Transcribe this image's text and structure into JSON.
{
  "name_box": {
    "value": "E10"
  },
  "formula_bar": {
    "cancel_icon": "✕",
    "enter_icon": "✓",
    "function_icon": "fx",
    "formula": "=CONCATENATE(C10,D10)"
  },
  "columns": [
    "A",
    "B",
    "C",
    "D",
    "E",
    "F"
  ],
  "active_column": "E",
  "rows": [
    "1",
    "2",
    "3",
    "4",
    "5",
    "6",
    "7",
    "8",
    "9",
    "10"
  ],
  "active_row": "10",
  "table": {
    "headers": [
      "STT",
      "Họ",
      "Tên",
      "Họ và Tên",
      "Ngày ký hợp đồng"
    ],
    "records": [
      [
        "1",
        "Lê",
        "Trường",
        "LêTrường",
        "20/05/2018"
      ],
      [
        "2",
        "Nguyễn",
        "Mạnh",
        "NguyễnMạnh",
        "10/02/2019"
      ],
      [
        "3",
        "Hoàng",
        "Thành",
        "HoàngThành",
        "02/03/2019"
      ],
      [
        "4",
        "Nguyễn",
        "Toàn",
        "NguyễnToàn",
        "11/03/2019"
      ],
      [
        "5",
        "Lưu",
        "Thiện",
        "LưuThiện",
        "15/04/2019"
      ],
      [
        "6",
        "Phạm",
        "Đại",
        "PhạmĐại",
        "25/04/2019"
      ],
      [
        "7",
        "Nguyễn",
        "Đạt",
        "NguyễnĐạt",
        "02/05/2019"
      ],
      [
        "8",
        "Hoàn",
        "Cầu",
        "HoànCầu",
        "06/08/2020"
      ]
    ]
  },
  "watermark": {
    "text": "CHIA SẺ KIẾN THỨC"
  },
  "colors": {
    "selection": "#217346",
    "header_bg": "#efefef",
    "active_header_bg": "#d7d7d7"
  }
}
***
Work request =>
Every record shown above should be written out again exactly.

Response below =>
Transcribe this image's text and structure into JSON.
{
  "name_box": {
    "value": "E10"
  },
  "formula_bar": {
    "cancel_icon": "✕",
    "enter_icon": "✓",
    "function_icon": "fx",
    "formula": "=CONCATENATE(C10,D10)"
  },
  "columns": [
    "A",
    "B",
    "C",
    "D",
    "E",
    "F"
  ],
  "active_column": "E",
  "rows": [
    "1",
    "2",
    "3",
    "4",
    "5",
    "6",
    "7",
    "8",
    "9",
    "10"
  ],
  "active_row": "10",
  "table": {
    "headers": [
      "STT",
      "Họ",
      "Tên",
      "Họ và Tên",
      "Ngày ký hợp đồng"
    ],
    "records": [
      [
        "1",
        "Lê",
        "Trường",
        "LêTrường",
        "20/05/2018"
      ],
      [
        "2",
        "Nguyễn",
        "Mạnh",
        "NguyễnMạnh",
        "10/02/2019"
      ],
      [
        "3",
        "Hoàng",
        "Thành",
        "HoàngThành",
        "02/03/2019"
      ],
      [
        "4",
        "Nguyễn",
        "Toàn",
        "NguyễnToàn",
        "11/03/2019"
      ],
      [
        "5",
        "Lưu",
        "Thiện",
        "LưuThiện",
        "15/04/2019"
      ],
      [
        "6",
        "Phạm",
        "Đại",
        "PhạmĐại",
        "25/04/2019"
      ],
      [
        "7",
        "Nguyễn",
        "Đạt",
        "NguyễnĐạt",
        "02/05/2019"
      ],
      [
        "8",
        "Hoàn",
        "Cầu",
        "HoànCầu",
        "06/08/2020"
      ]
    ]
  },
  "watermark": {
    "text": "CHIA SẺ KIẾN THỨC"
  },
  "colors": {
    "selection": "#217346",
    "header_bg": "#efefef",
    "active_header_bg": "#d7d7d7"
  }
}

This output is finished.